ACTIVITY
All lines from the entries below that contain the string "true" should be copied out.

*** PROVIDED RECORDS

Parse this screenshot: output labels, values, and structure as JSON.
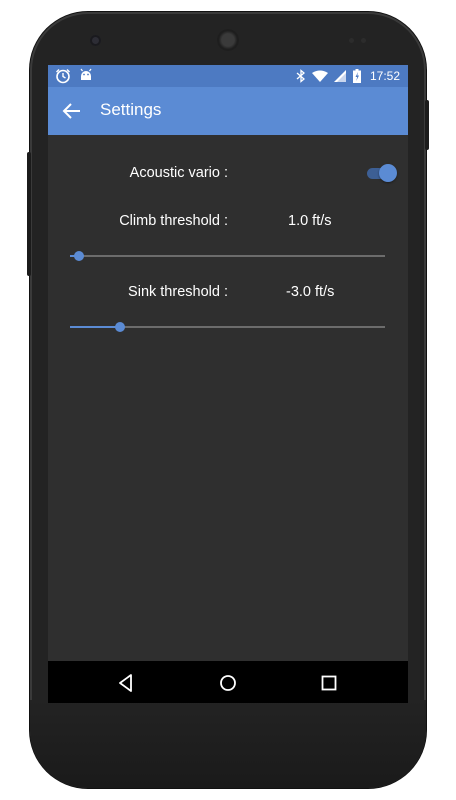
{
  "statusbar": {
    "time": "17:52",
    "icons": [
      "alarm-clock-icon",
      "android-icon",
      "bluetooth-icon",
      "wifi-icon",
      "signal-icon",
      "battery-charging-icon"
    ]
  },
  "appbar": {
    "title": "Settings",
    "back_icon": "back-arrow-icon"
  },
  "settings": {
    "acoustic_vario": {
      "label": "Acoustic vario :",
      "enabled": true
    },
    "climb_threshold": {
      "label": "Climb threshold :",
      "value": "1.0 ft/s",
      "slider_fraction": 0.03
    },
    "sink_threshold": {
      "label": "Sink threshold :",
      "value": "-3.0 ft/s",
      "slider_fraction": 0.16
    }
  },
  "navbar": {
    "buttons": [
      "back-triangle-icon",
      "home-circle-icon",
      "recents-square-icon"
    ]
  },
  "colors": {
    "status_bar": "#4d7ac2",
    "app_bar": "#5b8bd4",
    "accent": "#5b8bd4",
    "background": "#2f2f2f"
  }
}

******
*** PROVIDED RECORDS

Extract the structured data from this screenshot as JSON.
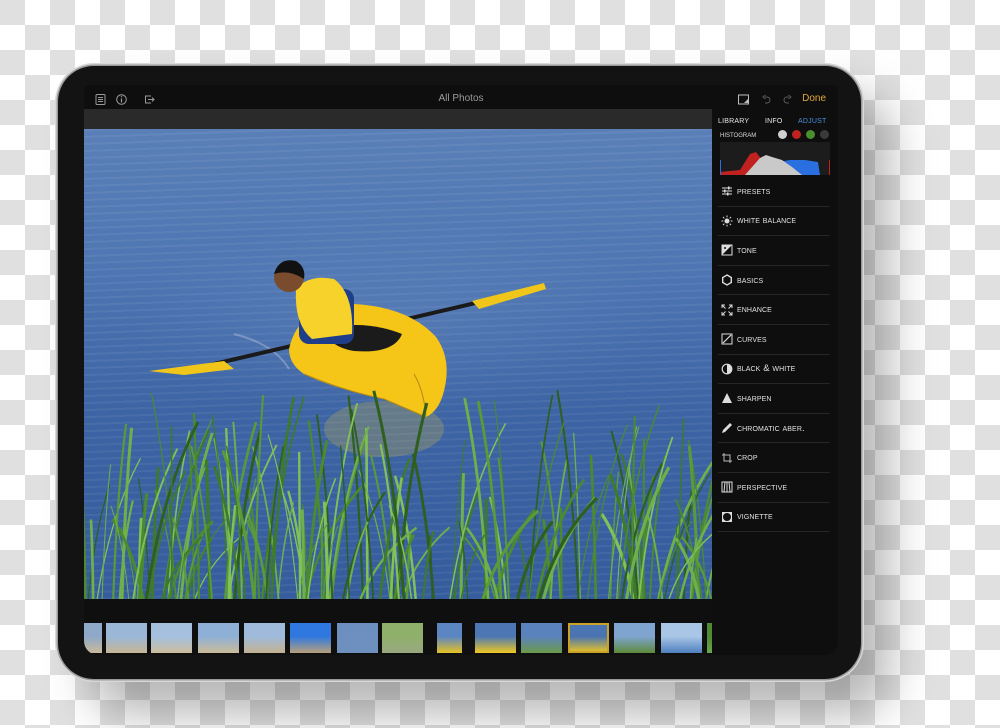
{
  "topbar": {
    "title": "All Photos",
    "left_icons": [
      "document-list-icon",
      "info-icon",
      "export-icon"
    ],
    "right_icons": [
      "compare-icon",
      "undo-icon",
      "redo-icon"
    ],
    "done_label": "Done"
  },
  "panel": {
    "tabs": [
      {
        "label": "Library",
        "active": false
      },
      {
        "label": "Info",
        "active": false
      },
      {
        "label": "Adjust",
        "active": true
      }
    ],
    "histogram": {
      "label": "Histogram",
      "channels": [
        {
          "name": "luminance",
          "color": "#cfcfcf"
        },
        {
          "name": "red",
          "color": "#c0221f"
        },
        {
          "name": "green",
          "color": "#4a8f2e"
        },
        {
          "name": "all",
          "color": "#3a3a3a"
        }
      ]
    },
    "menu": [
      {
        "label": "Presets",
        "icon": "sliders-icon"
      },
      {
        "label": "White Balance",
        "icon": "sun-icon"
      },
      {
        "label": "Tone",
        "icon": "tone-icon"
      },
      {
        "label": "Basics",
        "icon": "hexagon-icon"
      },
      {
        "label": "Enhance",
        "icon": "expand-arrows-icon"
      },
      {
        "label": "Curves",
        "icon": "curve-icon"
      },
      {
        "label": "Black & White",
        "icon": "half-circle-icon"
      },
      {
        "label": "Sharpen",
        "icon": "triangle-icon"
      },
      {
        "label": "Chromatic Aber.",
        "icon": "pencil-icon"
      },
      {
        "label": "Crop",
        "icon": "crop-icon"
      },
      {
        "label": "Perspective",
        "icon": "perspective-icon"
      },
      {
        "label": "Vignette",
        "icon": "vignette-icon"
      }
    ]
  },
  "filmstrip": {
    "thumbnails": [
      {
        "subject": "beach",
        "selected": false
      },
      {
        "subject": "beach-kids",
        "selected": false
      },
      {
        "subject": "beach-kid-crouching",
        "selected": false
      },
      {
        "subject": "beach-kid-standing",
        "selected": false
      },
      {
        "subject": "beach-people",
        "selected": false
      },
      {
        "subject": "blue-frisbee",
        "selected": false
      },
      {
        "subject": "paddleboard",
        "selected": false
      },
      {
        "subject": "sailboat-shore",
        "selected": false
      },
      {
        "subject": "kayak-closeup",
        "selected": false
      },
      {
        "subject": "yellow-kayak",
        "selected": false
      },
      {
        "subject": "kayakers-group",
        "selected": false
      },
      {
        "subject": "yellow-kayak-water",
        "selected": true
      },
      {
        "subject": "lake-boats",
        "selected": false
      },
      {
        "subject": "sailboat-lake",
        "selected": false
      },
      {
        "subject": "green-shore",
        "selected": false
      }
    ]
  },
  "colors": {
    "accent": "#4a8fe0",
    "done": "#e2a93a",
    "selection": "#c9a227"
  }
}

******

SOLVED PROBLEM
      "enabled": true
        "active": true
        "selected": true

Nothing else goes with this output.